Marketlend Academy: how to protect your business in a housing downturn
The state of the economy affects every business, especially small and medium sized enterprises. One issue that could be of particular concern for business owners is the recent decline in home prices.
Housing Market Conditions in Australia
Higher mortgage rates, increased lending regulations and financial scandals have led to a sharp decline in housing prices in the Australian market. Australian home prices have dropped for 11 months in a row, resulting in a 2% annual fall, the sharpest decline in property values in six years.
This is a business issue, as well as a homeowner issue, because reduced home values could have a serious effect on the financial interests of small and medium-sized businesses and, perhaps more importantly, their access to capital.
Impact of Reduced Property Values on Australian SMEs
A Duke University report states that “improvements in collateral values ease credit constraints for borrowers and can have multiplier effects on economic growth.” However, what happens when the opposite occurs and there are declines in collateral values? There are several ways that lower housing prices impact Australian businesses due to lower financial leverage.
Small and medium-size business owners in Australia may find it difficult to get financing from banks to start their companies, which is why it is fairly common for them to use residential real estate as collateral. The home’s value serves as protection for the lender in case the borrower is not able to repay the loan.
Previous property booms have facilitated lending, but the recent reduced property values will make it increasingly difficult to use homes as collateral to obtain small business loans. It will also be harder to utilize home equity lines or cash-out refinancing to finance startups or fund operations. Finally, the value of the guarantor’s personal assets will be lower, thus inhibiting their ability to use personal guarantees to secure business loans.
Strategies to Protect Business Assets Amidst Financial Instability
Separate Personal and Business Finances
The first step to protect your business amidst lower housing prices is to separate personal and business finances. Many Australian entrepreneurs have one bank account for dual purposes, which can put their personal assets at risk in the case of bankruptcy.
Linking your finances can also be detrimental to the business—if the lender observes that higher interest rates make it challenging to repay a mortgage, they may be less likely to offer new business loans. Alternatively, if a business is struggling, a lender may be unwilling to keep it afloat if there is insufficient property value to be used as collateral.
It is best to use different bank accounts and credit cards to separate business and personal finances. This will also make it easier to track businesses expenses and use them as tax deductions at tax time. While some expenses may overlap, such as car usage or a home office, designate a percent usage for business and pay it out of the specific account.

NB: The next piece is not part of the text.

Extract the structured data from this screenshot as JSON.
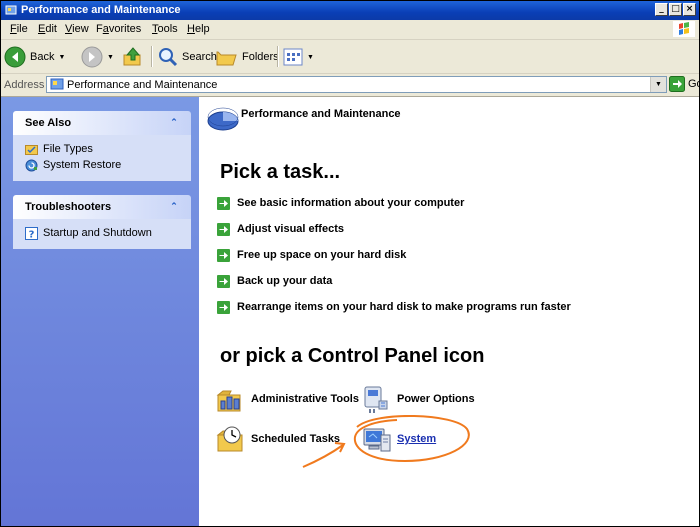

Utilise Secure Loans from Personal Funds
Many business owners use personal savings as capital injections to fund their businesses. However, should the company face financial constraints and go bankrupt, the investments will never be returned.
A better alternative is to make a secured loan to the business, using personal assets as collateral. Although this choice also carries some level of risk, if the business declares bankruptcy, the funds may be recovered through a liquidation. Additionally, there may be certain tax advantages for repaying a personal loan.

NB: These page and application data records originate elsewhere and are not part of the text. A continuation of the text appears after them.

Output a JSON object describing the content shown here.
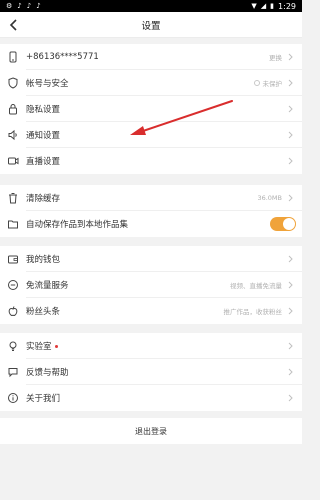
{
  "status_bar": {
    "time": "1:29",
    "notification_icons": [
      "settings-icon",
      "tiktok-icon",
      "tiktok-icon",
      "tiktok-icon"
    ]
  },
  "nav": {
    "title": "设置"
  },
  "sections": {
    "account": [
      {
        "name": "phone",
        "label": "+86136****5771",
        "right": "更换"
      },
      {
        "name": "account-security",
        "label": "帐号与安全",
        "right": "未保护"
      },
      {
        "name": "privacy",
        "label": "隐私设置",
        "right": ""
      },
      {
        "name": "notification",
        "label": "通知设置",
        "right": ""
      },
      {
        "name": "live",
        "label": "直播设置",
        "right": ""
      }
    ],
    "storage": [
      {
        "name": "clear-cache",
        "label": "清除缓存",
        "right": "36.0MB"
      },
      {
        "name": "auto-save",
        "label": "自动保存作品到本地作品集",
        "toggle": true
      }
    ],
    "services": [
      {
        "name": "wallet",
        "label": "我的钱包",
        "right": ""
      },
      {
        "name": "free-data",
        "label": "免流量服务",
        "right": "视频、直播免流量"
      },
      {
        "name": "fans-headline",
        "label": "粉丝头条",
        "right": "推广作品，收获粉丝"
      }
    ],
    "misc": [
      {
        "name": "lab",
        "label": "实验室",
        "right": ""
      },
      {
        "name": "feedback",
        "label": "反馈与帮助",
        "right": ""
      },
      {
        "name": "about",
        "label": "关于我们",
        "right": ""
      }
    ]
  },
  "logout": {
    "label": "退出登录"
  },
  "colors": {
    "toggle_on": "#f0a33a",
    "annotation_arrow": "#d92d2d",
    "lab_dot": "#e13a3a"
  }
}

Maintain a Strict Budget
Businesses that are not properly budgeted for will likely require more cash infusions to sustain them through tough times. As it will likely be more difficult to obtain small business loans due to lower home values, it is important to maintain and stick to a budget for your business.
Keep detailed data about your spending and earnings and pay yourself a set salary—these steps will help you to understand your business expenses and anticipate and save for the future.
Financial concerns that affect SMEs are really everyone’s concern, since 90% of all Australian companies are small businesses that account for 33% of the country’s GDP and employ over 40% of its workforce. The current state of the housing market will no doubt affect entrepreneurship in Australia. However, with proper planning and implementation as well as guidance from a business attorney and a financial advisor, business owners should be able to sustain their companies and find funding for new business ventures.